Entries follow. Set all of them down as they stand.

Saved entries
______

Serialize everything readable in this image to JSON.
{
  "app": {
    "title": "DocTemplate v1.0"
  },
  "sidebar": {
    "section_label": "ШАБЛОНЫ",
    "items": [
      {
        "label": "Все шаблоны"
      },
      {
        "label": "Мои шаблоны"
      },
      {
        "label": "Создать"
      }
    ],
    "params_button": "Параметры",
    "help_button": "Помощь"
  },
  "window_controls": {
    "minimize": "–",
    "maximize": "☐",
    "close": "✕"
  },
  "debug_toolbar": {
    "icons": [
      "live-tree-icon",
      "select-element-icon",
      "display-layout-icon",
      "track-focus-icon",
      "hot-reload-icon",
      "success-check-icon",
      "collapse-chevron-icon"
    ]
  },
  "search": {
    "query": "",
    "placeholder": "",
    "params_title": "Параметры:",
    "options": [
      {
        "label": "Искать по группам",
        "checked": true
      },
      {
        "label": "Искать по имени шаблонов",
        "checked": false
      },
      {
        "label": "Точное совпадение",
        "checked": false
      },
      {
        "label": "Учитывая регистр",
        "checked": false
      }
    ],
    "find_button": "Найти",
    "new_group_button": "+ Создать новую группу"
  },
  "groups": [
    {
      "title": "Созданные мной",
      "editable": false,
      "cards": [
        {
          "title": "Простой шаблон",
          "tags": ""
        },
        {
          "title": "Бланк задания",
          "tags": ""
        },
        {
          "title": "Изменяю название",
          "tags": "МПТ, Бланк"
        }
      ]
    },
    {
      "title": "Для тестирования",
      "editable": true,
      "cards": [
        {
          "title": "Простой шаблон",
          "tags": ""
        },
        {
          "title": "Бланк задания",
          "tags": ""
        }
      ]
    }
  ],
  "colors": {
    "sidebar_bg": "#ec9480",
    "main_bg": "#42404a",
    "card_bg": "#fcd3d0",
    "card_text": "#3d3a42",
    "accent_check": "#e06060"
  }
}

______

Solution for this exercise:
Serialize everything readable in this image to JSON.
{
  "app": {
    "title": "DocTemplate v1.0"
  },
  "sidebar": {
    "section_label": "ШАБЛОНЫ",
    "items": [
      {
        "label": "Все шаблоны"
      },
      {
        "label": "Мои шаблоны"
      },
      {
        "label": "Создать"
      }
    ],
    "params_button": "Параметры",
    "help_button": "Помощь"
  },
  "window_controls": {
    "minimize": "–",
    "maximize": "☐",
    "close": "✕"
  },
  "debug_toolbar": {
    "icons": [
      "live-tree-icon",
      "select-element-icon",
      "display-layout-icon",
      "track-focus-icon",
      "hot-reload-icon",
      "success-check-icon",
      "collapse-chevron-icon"
    ]
  },
  "search": {
    "query": "",
    "placeholder": "",
    "params_title": "Параметры:",
    "options": [
      {
        "label": "Искать по группам",
        "checked": true
      },
      {
        "label": "Искать по имени шаблонов",
        "checked": false
      },
      {
        "label": "Точное совпадение",
        "checked": false
      },
      {
        "label": "Учитывая регистр",
        "checked": false
      }
    ],
    "find_button": "Найти",
    "new_group_button": "+ Создать новую группу"
  },
  "groups": [
    {
      "title": "Созданные мной",
      "editable": false,
      "cards": [
        {
          "title": "Простой шаблон",
          "tags": ""
        },
        {
          "title": "Бланк задания",
          "tags": ""
        },
        {
          "title": "Изменяю название",
          "tags": "МПТ, Бланк"
        }
      ]
    },
    {
      "title": "Для тестирования",
      "editable": true,
      "cards": [
        {
          "title": "Простой шаблон",
          "tags": ""
        },
        {
          "title": "Бланк задания",
          "tags": ""
        }
      ]
    }
  ],
  "colors": {
    "sidebar_bg": "#ec9480",
    "main_bg": "#42404a",
    "card_bg": "#fcd3d0",
    "card_text": "#3d3a42",
    "accent_check": "#e06060"
  }
}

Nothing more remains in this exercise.